■ What you will do ■
Copy every line from the records that holds the word "beforeDestroy".

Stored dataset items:
========================

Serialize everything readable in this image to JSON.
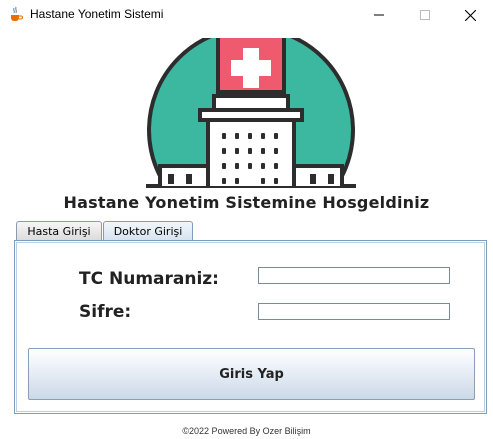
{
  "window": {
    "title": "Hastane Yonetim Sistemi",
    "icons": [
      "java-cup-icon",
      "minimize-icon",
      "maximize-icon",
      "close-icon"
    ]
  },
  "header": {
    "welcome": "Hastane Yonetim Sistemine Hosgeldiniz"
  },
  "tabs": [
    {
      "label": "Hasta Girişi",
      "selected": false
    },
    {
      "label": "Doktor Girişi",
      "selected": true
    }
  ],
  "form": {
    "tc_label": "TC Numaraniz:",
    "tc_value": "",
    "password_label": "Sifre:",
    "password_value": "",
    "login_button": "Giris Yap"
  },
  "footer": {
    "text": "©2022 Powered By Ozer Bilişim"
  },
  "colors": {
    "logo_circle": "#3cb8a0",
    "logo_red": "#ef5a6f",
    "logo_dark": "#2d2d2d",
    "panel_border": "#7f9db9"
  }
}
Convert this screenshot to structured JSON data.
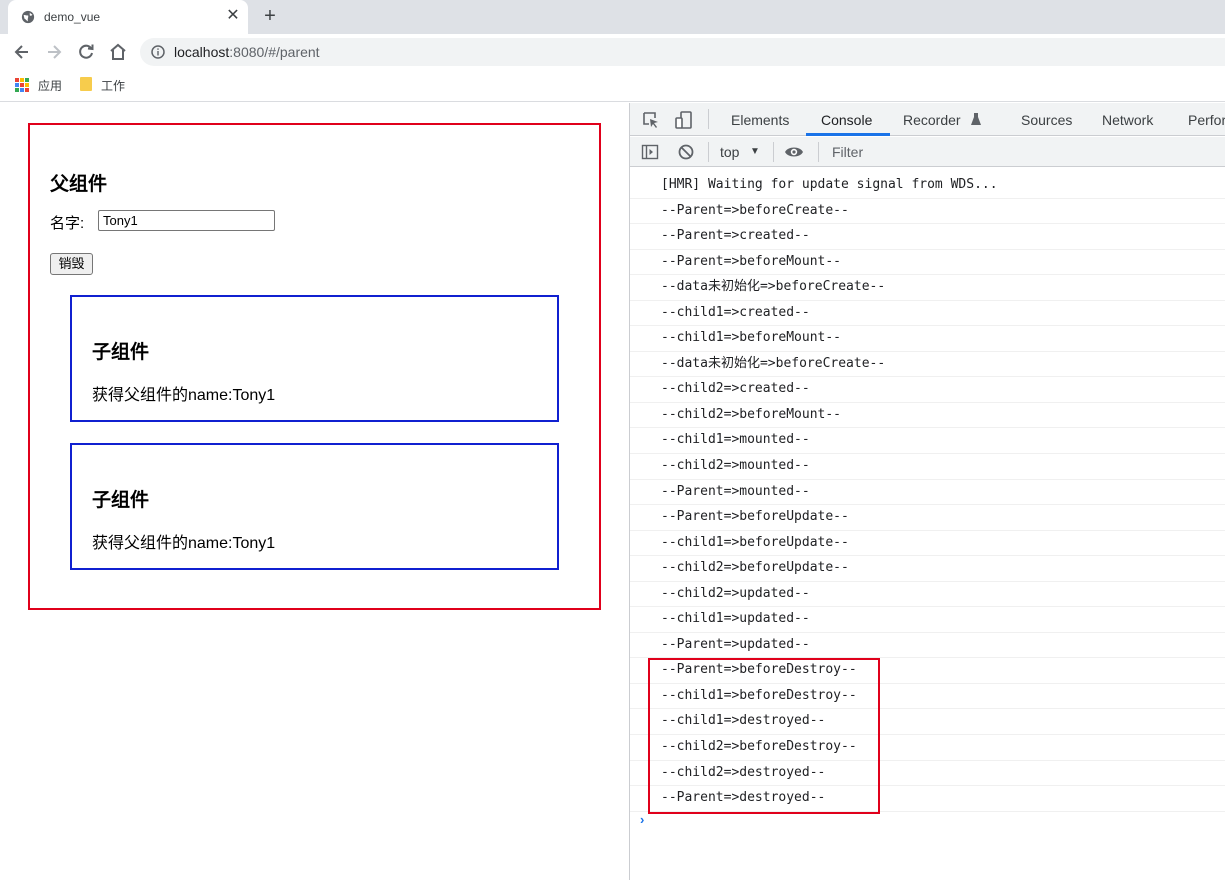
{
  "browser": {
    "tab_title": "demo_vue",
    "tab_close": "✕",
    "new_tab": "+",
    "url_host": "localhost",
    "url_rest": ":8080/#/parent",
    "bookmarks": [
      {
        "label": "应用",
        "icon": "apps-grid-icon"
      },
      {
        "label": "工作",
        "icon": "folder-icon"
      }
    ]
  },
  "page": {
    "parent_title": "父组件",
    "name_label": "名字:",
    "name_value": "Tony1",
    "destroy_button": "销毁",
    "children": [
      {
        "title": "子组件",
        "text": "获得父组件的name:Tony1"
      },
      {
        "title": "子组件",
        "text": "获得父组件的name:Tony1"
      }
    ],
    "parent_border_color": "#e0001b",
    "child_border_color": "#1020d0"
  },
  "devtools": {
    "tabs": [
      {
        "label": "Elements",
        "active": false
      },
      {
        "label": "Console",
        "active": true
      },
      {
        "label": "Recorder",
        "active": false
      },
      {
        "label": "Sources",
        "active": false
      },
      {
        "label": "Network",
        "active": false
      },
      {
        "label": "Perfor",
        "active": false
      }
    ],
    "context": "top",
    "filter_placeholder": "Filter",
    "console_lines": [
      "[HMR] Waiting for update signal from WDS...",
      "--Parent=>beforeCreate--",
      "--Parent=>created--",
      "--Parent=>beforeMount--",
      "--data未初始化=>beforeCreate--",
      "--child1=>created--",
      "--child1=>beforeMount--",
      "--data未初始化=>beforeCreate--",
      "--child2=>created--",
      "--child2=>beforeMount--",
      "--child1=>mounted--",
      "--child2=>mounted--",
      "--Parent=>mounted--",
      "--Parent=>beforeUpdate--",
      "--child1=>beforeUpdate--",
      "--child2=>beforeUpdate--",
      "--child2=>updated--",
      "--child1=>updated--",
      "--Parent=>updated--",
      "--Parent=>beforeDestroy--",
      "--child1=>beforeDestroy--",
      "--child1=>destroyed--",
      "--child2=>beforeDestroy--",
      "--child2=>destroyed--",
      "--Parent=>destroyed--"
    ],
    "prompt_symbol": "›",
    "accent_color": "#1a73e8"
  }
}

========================

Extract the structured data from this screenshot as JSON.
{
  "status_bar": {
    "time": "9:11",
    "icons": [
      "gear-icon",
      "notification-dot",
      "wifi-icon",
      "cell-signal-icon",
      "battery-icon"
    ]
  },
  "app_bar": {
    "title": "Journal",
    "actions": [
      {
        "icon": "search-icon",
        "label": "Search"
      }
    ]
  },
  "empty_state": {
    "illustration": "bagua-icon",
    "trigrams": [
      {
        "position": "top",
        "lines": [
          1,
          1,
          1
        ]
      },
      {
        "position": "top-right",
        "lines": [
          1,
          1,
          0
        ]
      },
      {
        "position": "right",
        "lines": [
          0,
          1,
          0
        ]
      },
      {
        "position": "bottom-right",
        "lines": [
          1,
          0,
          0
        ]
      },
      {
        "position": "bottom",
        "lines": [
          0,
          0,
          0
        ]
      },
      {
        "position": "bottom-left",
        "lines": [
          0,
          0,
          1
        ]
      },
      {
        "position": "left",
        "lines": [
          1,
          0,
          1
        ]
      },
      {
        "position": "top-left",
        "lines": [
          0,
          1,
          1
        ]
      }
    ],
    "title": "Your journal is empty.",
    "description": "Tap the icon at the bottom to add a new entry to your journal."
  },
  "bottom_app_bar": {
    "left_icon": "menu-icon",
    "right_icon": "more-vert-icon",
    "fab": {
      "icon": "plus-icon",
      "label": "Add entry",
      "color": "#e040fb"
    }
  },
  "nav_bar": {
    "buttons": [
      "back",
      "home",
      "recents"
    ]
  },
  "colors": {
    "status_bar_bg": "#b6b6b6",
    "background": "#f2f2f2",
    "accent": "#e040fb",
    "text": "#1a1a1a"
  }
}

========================

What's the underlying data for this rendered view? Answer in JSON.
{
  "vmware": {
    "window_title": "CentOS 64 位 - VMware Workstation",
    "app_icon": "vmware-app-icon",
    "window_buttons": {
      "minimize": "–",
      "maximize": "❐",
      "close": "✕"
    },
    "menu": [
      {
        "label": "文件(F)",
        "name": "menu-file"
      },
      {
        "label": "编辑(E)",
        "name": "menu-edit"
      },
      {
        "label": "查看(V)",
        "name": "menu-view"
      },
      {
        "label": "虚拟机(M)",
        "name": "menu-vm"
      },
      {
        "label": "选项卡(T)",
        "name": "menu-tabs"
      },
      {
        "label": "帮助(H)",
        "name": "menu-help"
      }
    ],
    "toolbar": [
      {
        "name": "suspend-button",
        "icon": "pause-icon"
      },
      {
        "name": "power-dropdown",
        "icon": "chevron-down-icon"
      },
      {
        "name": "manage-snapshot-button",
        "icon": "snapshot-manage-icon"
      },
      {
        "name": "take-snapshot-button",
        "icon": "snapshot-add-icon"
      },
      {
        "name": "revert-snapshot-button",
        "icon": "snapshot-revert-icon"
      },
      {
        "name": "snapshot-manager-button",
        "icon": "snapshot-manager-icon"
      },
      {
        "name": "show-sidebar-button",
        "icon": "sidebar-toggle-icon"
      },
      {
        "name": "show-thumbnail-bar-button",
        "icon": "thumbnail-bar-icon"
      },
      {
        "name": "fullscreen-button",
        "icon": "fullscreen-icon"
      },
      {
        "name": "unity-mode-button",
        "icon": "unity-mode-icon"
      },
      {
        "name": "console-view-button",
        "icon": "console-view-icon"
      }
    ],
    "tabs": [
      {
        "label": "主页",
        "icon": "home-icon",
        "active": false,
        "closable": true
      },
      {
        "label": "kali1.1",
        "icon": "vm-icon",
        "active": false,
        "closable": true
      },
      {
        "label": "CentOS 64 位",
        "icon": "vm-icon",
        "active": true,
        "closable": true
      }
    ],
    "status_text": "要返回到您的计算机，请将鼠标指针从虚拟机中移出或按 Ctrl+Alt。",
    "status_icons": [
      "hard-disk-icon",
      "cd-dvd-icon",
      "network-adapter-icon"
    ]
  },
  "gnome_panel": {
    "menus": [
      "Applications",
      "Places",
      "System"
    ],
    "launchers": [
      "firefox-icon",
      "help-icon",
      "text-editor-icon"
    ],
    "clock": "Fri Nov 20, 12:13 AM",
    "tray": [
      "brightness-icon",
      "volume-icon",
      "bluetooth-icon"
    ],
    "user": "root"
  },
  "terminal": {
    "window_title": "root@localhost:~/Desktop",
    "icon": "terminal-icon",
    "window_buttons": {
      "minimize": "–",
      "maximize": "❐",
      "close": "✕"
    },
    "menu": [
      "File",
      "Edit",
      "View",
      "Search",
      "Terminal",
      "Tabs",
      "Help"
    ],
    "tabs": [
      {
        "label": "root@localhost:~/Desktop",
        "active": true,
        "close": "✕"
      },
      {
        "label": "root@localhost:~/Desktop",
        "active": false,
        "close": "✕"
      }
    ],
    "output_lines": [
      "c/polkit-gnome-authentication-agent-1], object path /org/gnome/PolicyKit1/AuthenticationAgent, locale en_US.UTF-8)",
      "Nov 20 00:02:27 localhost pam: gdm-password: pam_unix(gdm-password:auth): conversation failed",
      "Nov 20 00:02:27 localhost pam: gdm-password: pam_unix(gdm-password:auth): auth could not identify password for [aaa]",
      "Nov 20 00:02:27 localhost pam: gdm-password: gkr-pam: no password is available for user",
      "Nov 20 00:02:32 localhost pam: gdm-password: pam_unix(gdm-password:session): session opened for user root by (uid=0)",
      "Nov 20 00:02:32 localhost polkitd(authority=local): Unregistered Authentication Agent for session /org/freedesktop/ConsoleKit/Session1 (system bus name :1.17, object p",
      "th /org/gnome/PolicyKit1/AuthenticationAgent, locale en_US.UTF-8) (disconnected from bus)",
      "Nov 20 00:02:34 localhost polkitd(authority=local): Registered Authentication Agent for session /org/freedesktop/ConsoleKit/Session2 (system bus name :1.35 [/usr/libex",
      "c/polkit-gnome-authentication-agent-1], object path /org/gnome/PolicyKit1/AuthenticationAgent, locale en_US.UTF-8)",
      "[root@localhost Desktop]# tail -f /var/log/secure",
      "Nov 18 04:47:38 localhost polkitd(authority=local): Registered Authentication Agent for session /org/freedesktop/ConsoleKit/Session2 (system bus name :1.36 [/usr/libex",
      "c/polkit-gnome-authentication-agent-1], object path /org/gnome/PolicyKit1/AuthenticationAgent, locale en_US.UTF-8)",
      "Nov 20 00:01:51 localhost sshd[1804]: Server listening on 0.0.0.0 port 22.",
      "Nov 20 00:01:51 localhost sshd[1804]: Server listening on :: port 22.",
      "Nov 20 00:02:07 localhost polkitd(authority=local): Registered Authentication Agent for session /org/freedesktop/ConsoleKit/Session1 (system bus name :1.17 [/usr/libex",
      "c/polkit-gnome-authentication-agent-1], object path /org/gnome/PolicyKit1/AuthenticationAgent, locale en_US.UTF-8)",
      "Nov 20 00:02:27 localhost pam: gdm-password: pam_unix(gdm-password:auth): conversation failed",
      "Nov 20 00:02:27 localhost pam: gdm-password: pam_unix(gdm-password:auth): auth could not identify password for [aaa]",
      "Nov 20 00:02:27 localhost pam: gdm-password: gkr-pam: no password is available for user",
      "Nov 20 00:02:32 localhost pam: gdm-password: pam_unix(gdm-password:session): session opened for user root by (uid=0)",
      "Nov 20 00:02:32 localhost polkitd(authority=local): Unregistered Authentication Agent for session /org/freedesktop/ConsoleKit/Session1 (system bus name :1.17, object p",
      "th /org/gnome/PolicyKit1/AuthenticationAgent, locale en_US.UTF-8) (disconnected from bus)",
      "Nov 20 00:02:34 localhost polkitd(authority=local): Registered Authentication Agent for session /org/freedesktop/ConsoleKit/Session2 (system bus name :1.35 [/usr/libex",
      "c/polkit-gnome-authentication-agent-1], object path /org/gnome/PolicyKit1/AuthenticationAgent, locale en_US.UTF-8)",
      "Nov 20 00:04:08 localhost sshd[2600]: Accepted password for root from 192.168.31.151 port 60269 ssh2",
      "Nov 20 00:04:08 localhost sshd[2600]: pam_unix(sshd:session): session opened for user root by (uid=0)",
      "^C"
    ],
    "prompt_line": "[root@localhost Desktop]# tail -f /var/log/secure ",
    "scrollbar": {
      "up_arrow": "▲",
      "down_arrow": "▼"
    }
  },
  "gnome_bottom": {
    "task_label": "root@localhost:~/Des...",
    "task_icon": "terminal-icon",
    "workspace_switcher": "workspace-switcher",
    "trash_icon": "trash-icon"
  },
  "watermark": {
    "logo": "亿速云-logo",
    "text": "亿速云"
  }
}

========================

■ Your solution ■
      "--Parent=>beforeDestroy--",
      "--child1=>beforeDestroy--",
      "--child2=>beforeDestroy--",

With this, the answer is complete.